* [The task]:
Copy each line of the data below in which the word "JSON" can be found.

[Web page and app entries]
╭──

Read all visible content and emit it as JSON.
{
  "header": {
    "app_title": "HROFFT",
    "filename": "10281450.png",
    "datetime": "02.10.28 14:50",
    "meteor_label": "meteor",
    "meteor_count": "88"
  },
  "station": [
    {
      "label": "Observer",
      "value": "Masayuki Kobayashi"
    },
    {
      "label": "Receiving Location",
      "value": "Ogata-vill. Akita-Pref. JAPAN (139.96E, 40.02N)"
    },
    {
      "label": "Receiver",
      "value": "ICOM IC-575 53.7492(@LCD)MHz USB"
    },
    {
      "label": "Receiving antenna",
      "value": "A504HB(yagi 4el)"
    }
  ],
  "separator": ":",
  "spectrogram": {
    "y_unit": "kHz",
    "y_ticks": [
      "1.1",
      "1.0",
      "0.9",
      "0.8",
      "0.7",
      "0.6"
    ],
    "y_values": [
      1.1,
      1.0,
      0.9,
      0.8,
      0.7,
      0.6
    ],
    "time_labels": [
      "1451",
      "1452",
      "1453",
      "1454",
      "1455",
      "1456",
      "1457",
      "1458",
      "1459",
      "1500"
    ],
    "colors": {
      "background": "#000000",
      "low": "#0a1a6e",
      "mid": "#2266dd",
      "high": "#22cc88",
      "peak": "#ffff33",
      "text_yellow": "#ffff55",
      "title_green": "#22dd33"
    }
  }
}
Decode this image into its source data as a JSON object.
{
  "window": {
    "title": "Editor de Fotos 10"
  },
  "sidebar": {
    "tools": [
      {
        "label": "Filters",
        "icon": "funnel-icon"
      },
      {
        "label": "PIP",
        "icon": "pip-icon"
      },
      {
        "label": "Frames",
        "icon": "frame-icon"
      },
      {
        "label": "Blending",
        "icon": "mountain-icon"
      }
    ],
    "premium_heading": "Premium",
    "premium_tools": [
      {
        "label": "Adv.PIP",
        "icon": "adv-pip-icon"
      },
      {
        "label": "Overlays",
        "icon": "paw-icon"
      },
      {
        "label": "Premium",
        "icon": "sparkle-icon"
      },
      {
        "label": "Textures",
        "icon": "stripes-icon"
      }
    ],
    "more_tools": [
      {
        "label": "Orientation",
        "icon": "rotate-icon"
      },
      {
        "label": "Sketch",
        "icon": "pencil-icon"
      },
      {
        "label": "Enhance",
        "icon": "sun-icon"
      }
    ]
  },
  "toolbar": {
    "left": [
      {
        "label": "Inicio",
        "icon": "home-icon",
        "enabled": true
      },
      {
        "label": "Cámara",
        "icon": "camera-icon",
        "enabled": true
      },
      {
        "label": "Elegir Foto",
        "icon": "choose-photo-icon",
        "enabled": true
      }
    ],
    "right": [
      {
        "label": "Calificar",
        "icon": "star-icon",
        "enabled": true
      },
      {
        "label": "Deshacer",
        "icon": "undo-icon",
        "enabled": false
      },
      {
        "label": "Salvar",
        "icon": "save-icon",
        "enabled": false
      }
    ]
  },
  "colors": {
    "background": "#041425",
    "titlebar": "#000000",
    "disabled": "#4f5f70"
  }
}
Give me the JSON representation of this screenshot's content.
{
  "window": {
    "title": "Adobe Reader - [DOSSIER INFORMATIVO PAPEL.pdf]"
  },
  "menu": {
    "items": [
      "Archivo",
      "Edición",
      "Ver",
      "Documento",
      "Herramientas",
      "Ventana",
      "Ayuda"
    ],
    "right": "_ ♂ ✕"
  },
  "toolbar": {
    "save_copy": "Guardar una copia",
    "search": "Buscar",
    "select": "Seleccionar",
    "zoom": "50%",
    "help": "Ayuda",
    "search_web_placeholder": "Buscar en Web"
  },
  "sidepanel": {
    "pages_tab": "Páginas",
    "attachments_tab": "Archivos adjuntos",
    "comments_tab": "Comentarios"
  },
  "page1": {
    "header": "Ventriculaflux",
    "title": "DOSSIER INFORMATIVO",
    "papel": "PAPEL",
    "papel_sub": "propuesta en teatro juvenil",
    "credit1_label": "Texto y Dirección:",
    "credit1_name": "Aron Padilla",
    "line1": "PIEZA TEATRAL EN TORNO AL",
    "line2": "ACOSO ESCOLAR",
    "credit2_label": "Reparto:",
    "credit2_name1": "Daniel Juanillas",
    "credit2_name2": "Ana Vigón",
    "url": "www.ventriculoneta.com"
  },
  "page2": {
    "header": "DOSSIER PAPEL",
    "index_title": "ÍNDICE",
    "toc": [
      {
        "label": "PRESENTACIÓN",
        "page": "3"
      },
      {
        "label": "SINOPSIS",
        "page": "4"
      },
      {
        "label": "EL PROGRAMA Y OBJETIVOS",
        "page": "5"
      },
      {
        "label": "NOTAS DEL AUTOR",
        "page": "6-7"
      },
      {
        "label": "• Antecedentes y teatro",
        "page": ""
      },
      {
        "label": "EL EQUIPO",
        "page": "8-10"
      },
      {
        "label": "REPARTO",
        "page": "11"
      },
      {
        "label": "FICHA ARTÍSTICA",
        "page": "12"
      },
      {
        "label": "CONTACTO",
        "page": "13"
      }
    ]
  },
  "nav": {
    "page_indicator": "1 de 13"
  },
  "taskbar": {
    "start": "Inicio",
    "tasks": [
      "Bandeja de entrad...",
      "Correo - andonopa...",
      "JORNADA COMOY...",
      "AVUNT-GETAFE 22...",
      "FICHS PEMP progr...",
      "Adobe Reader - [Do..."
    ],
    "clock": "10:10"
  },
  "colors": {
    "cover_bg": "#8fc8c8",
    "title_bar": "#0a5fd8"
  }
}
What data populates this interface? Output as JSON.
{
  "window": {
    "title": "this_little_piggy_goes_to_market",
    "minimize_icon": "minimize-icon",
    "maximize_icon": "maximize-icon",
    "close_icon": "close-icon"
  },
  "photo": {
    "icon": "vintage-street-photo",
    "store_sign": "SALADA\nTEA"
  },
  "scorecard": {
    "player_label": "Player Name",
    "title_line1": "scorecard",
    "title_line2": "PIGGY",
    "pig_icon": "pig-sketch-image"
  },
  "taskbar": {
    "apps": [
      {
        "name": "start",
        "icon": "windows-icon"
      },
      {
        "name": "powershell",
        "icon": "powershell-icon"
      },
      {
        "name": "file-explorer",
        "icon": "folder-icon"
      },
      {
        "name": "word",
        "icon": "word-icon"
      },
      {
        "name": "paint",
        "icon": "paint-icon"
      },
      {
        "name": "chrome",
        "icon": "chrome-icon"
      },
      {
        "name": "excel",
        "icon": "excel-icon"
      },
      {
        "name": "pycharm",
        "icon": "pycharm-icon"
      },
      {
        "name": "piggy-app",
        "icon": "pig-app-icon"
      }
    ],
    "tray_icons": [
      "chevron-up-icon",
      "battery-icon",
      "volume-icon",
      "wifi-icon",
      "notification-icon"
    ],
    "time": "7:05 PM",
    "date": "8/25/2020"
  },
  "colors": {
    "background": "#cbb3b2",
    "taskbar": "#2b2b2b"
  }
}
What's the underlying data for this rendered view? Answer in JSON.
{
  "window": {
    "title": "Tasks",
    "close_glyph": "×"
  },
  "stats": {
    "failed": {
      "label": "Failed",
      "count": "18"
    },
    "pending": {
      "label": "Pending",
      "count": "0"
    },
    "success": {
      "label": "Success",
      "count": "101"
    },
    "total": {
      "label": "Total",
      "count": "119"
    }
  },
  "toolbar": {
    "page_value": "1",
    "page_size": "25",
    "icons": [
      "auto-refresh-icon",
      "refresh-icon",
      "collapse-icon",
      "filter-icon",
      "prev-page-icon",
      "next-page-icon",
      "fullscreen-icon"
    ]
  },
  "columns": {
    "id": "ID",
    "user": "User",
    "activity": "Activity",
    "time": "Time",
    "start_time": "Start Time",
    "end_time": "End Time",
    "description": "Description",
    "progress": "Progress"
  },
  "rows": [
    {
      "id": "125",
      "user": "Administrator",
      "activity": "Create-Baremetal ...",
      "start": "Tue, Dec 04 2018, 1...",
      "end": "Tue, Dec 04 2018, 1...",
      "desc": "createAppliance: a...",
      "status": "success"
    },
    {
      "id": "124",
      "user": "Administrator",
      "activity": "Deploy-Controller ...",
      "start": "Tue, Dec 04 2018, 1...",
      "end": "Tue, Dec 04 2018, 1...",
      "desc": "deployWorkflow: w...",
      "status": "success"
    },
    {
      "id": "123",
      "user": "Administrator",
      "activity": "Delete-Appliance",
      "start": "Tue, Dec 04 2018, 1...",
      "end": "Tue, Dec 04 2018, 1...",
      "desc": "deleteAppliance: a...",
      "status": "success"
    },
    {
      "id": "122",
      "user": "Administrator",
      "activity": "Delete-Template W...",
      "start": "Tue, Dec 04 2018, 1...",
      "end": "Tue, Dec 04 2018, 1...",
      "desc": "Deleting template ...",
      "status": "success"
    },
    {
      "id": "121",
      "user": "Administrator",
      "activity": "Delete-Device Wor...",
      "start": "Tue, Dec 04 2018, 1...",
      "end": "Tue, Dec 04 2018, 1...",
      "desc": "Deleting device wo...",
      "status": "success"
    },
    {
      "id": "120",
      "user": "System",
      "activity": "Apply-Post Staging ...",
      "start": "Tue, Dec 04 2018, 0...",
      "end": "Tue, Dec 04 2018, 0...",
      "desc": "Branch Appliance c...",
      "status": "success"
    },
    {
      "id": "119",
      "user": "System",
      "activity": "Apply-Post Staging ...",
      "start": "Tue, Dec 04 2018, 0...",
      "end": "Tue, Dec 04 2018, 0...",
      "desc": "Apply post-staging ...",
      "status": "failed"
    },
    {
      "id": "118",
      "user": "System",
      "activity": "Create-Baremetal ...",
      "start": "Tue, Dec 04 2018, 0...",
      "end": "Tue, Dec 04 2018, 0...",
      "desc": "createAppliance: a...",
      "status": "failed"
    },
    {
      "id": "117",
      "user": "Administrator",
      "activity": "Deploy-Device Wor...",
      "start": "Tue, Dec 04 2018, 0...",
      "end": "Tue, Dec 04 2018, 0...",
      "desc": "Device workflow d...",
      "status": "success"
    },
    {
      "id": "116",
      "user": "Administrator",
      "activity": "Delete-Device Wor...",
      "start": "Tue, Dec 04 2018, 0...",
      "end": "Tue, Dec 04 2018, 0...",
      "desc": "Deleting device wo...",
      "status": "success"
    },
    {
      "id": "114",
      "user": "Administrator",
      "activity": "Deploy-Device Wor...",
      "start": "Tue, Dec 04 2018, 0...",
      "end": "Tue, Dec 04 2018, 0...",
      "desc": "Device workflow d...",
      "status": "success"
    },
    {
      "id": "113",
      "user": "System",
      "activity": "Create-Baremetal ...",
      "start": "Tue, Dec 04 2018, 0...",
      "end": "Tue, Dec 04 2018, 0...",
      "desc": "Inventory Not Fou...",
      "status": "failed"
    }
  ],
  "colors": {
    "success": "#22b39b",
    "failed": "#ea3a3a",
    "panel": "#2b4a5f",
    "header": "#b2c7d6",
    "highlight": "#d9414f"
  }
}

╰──

* [Exercise answer]:
Read all visible content and emit it as JSON.
Decode this image into its source data as a JSON object.
Give me the JSON representation of this screenshot's content.
What data populates this interface? Output as JSON.
What's the underlying data for this rendered view? Answer in JSON.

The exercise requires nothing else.